REQUIRED ACTION: Filter these entries down to lines holding "text".

EXCERPTED DATA:
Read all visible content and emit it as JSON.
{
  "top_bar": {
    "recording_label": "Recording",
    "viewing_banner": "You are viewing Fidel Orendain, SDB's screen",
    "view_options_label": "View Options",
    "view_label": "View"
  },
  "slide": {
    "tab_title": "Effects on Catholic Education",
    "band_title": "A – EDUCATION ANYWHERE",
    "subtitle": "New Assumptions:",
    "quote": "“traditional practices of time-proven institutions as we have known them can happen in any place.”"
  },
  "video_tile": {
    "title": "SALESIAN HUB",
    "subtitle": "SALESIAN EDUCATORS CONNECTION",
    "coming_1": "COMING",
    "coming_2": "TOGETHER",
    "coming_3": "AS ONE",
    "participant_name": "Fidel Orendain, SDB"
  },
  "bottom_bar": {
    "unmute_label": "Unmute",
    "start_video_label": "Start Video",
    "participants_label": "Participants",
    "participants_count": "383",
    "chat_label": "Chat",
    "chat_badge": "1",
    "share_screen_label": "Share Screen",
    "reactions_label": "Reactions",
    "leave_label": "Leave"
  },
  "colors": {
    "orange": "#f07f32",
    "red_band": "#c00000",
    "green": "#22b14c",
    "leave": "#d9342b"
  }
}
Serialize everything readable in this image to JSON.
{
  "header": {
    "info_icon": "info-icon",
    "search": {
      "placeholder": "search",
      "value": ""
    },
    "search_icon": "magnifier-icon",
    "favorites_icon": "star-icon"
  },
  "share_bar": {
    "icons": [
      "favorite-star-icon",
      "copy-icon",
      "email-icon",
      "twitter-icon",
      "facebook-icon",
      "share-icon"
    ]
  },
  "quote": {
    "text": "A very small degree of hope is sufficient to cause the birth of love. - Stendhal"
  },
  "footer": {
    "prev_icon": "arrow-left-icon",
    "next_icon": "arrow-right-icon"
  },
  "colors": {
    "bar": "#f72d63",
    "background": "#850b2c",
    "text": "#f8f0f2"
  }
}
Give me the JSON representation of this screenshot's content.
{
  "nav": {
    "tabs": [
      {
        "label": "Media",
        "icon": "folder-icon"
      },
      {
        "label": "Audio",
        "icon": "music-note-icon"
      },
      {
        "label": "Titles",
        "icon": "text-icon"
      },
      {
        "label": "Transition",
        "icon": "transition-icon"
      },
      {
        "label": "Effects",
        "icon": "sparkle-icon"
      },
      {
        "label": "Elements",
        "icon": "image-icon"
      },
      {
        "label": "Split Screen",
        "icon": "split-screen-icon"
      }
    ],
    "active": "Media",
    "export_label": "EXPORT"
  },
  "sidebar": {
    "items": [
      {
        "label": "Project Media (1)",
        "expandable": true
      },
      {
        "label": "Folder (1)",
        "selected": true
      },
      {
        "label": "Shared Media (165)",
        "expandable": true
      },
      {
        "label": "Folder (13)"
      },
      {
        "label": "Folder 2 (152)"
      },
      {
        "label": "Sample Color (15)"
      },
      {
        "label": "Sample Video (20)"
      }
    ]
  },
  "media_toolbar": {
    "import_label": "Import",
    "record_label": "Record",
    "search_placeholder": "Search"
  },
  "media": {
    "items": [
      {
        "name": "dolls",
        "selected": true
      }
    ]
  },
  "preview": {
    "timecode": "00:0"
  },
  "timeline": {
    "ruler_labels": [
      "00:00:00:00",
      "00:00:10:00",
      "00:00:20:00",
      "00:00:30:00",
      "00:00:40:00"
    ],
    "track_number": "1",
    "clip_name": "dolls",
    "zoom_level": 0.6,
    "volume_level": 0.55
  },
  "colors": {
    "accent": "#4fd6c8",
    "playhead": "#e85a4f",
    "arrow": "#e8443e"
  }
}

REPLY TO THE TASK:
    "text": "A very small degree of hope is sufficient to cause the birth of love. - Stendhal"
    "text": "#f8f0f2"
        "icon": "text-icon"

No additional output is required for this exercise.